  19. Uebel, E.G., Schwarz, M., Lusby, W.R., Miller, R.W., andSonnet, P.E. 1978. Cuticular non-hydrocarbons of the female house fly and their evaluation as mating stimulants.Lloydia 41(l):63–67.Google Scholar
  20. Vig, O.P., Sharma, M.L., Verma, N.K., andMalik, M. 1980. A new synthesis of (Z)-heneicos-6-en-11-one, sex pheromone of Douglas fir LepidopteraOrgyia pseudotsugata.Ind. J. Chem. 19B:950–951.Google Scholar
  21. Vig, O.P., Sharma, M.L., Taneja, K.C., andMalik, N. 1981. Synthesis of (Z)-7-nonadecen-11-one and (Z)-7-eicosen-11-one, sex pheromone components of peach fruit moth,Carposina niponensis Walsingham.Ind. J. Chem. 208:863–865.Google Scholar
  22. Wang, S.S., Gisin, B.F., Winter, D.B., Mafofske, R., Kulesha, I.D., Tzougraki, C., andMeinhofer, J.J. 1977. Facile synthesis of amino acid and peptide esters under mild conditions via cesium salts.J. Org. Chem. 42:1286–1290.PubMedGoogle Scholar

Copyright information

© Plenum Publishing Corporation 1983

Authors and Affiliations

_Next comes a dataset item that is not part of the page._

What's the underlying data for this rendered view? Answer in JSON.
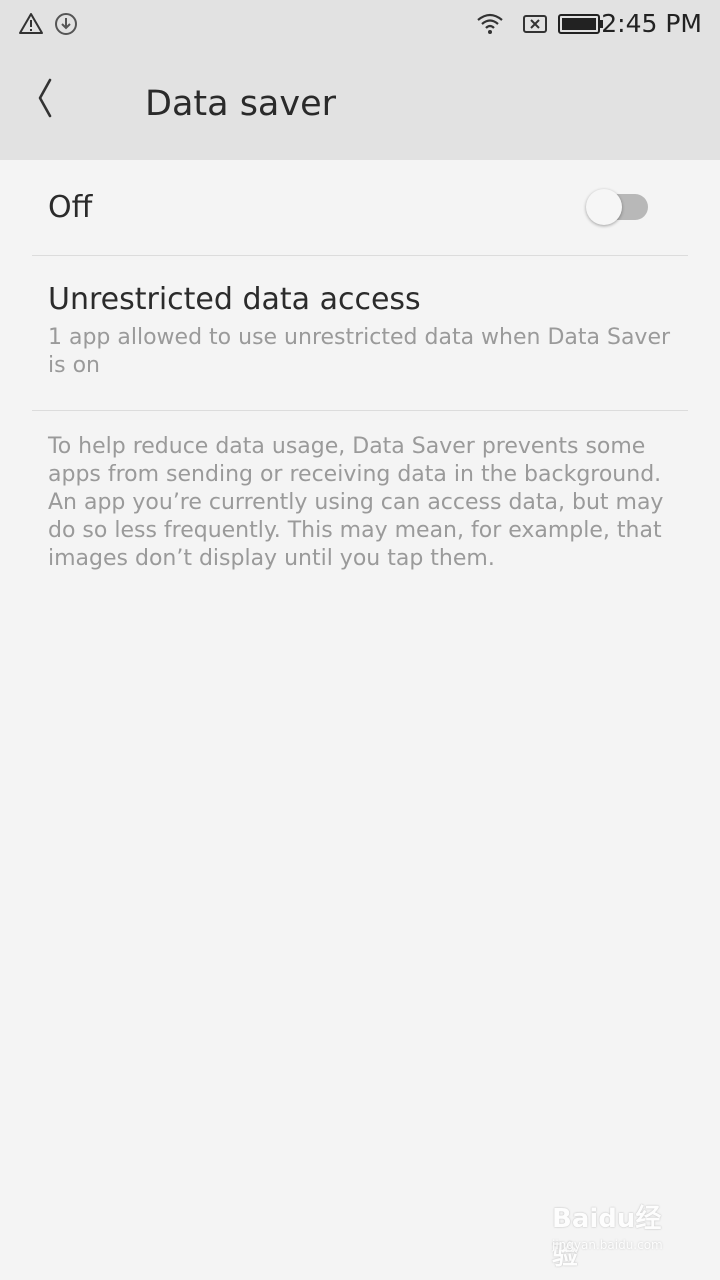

  • Philip E. Sonnet
    • 1
  1. 1.Insect Attractants, Behavior, and Basic Biology Research LaboratoryAgricultural Research Service, USDAGainesville

Personalised recommendations